Source material: Begin

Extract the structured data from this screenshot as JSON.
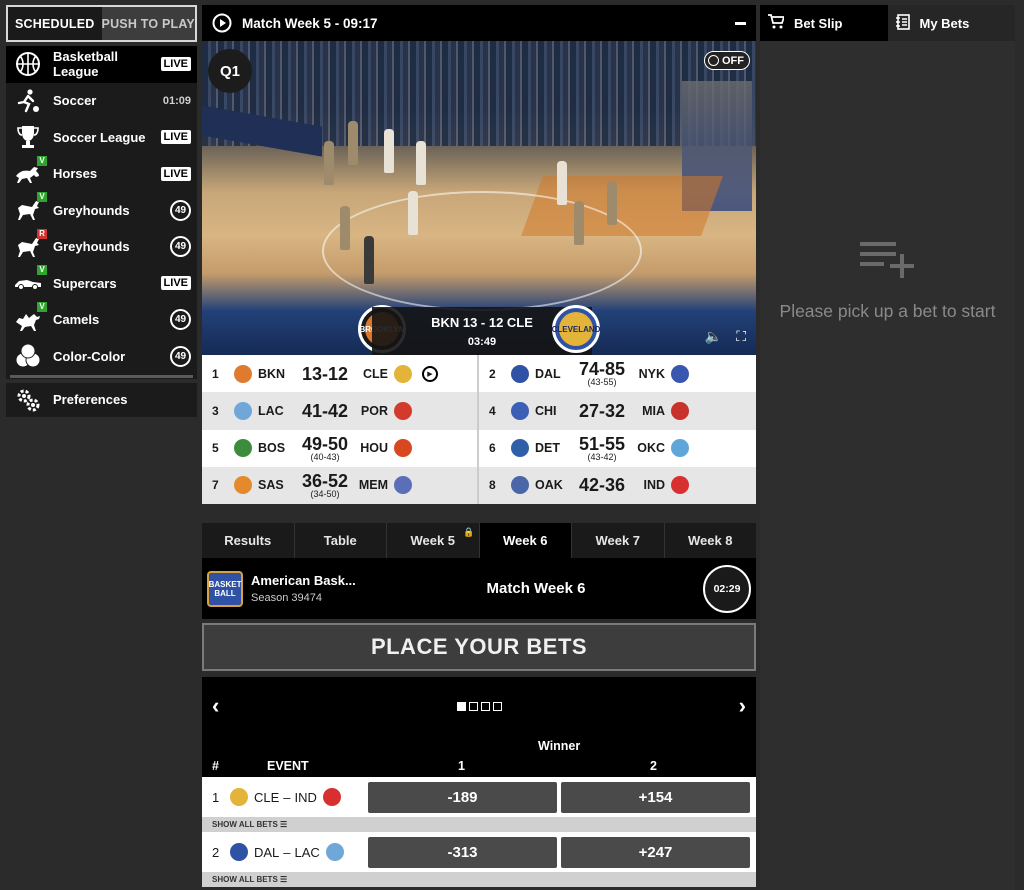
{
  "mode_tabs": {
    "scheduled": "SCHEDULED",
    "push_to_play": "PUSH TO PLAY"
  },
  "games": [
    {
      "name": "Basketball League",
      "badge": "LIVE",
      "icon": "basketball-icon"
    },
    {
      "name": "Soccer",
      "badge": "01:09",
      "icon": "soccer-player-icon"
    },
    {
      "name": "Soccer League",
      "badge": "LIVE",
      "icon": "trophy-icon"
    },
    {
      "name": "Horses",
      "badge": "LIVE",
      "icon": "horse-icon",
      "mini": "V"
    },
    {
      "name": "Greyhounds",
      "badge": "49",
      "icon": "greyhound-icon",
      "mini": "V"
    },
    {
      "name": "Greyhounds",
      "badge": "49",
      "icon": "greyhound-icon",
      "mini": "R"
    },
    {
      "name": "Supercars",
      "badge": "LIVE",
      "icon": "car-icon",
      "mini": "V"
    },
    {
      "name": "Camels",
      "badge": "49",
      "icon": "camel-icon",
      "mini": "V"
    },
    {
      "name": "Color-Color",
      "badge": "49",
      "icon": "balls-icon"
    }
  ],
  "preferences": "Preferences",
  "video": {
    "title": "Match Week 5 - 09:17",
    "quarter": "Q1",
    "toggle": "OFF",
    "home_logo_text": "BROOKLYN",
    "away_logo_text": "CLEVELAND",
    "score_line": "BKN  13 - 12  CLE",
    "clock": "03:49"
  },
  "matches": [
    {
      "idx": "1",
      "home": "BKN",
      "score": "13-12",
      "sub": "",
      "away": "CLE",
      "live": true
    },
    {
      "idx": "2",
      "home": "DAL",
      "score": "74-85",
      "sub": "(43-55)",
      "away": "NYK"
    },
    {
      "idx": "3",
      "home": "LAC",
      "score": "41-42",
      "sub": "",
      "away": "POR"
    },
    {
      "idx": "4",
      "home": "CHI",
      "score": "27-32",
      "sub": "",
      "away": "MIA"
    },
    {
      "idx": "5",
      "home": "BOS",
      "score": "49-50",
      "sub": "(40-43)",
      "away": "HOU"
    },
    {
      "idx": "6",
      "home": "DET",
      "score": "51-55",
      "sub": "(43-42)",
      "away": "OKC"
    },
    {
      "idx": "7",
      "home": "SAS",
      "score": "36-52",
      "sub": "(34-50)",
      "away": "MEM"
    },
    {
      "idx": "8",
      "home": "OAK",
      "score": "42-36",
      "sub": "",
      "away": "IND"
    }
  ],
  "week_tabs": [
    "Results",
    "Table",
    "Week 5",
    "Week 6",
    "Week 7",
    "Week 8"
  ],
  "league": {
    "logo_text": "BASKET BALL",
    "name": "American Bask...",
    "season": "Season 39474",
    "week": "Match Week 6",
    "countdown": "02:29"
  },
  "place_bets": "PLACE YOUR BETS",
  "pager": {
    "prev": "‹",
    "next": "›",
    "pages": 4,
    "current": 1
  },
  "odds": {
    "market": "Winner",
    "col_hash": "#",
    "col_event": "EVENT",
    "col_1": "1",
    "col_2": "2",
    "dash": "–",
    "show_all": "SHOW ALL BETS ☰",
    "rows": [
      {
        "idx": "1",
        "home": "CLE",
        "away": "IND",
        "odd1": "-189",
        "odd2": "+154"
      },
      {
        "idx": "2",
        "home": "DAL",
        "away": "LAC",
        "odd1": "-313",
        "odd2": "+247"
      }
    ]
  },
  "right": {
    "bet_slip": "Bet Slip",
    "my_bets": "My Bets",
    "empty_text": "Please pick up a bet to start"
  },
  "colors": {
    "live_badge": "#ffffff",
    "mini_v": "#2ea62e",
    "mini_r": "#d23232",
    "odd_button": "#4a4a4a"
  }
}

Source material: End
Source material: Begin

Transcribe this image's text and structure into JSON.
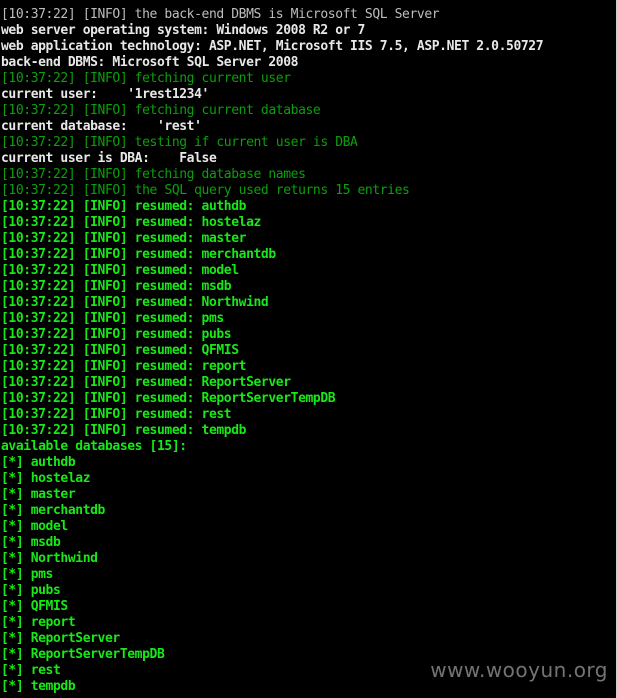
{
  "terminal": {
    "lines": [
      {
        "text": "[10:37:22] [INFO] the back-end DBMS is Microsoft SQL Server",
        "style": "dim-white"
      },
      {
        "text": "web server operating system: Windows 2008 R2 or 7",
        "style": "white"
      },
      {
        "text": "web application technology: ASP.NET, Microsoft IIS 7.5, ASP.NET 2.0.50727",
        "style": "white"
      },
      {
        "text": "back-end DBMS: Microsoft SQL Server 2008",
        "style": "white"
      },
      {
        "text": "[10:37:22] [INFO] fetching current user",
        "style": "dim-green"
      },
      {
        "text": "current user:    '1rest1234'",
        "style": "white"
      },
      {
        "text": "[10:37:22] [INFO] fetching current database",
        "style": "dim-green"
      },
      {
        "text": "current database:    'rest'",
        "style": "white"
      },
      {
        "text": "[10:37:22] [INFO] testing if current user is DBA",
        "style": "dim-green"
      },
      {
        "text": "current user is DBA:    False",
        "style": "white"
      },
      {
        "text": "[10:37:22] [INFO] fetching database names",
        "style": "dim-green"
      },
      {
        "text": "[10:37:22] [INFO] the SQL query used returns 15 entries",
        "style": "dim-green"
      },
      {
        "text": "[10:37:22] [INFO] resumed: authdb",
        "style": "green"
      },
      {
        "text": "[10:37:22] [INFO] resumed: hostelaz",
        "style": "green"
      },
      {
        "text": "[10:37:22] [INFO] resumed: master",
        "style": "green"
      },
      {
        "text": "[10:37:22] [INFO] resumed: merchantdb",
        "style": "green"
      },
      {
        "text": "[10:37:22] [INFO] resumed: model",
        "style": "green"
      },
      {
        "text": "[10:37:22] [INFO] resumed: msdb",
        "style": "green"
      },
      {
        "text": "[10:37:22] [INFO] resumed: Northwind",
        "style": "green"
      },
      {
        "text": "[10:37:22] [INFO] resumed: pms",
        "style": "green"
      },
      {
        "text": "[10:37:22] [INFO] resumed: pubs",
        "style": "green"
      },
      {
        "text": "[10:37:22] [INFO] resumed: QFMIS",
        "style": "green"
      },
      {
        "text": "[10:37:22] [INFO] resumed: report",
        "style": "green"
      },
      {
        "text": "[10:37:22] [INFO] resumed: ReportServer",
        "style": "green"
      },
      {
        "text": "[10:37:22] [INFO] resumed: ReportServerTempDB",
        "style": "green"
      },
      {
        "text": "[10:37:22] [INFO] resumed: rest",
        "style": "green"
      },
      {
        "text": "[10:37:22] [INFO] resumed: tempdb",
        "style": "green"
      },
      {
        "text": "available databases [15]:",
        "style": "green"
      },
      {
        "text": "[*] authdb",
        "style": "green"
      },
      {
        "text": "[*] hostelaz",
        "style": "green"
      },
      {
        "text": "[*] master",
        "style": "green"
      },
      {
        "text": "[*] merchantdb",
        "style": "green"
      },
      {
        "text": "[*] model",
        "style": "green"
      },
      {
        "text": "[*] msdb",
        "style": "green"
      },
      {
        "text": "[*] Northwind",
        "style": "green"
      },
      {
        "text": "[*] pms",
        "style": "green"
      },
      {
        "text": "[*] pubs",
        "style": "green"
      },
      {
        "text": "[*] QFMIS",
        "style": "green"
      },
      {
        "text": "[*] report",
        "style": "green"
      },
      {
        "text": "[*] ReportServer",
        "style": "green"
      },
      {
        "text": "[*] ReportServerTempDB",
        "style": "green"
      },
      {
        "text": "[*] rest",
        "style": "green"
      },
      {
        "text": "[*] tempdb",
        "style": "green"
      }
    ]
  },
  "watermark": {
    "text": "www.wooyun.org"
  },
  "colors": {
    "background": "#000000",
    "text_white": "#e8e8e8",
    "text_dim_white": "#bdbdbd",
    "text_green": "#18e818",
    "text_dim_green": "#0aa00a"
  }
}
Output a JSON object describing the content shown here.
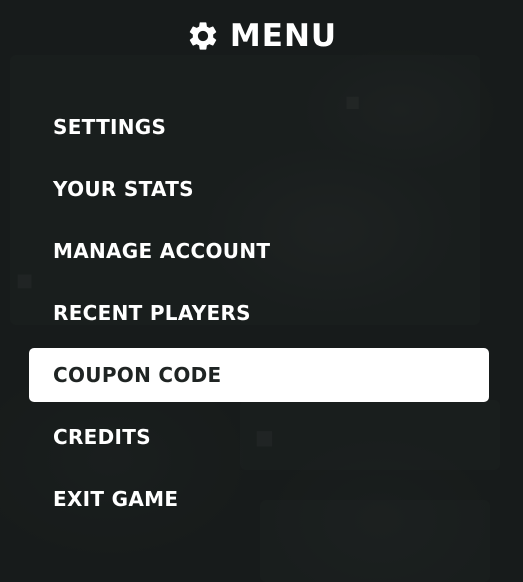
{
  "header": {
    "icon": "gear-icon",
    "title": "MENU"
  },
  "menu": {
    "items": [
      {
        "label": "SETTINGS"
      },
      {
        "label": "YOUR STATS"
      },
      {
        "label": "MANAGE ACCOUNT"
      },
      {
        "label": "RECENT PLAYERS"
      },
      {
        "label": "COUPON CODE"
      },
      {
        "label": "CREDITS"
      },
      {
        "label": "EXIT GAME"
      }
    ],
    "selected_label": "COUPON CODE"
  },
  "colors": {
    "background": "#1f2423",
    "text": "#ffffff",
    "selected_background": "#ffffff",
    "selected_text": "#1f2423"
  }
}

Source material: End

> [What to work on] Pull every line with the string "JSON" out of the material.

> [Answer to the exercise]
Extract the structured data from this screenshot as JSON.
Transcribe this image's text and structure into JSON.
Output a JSON object describing the content shown here.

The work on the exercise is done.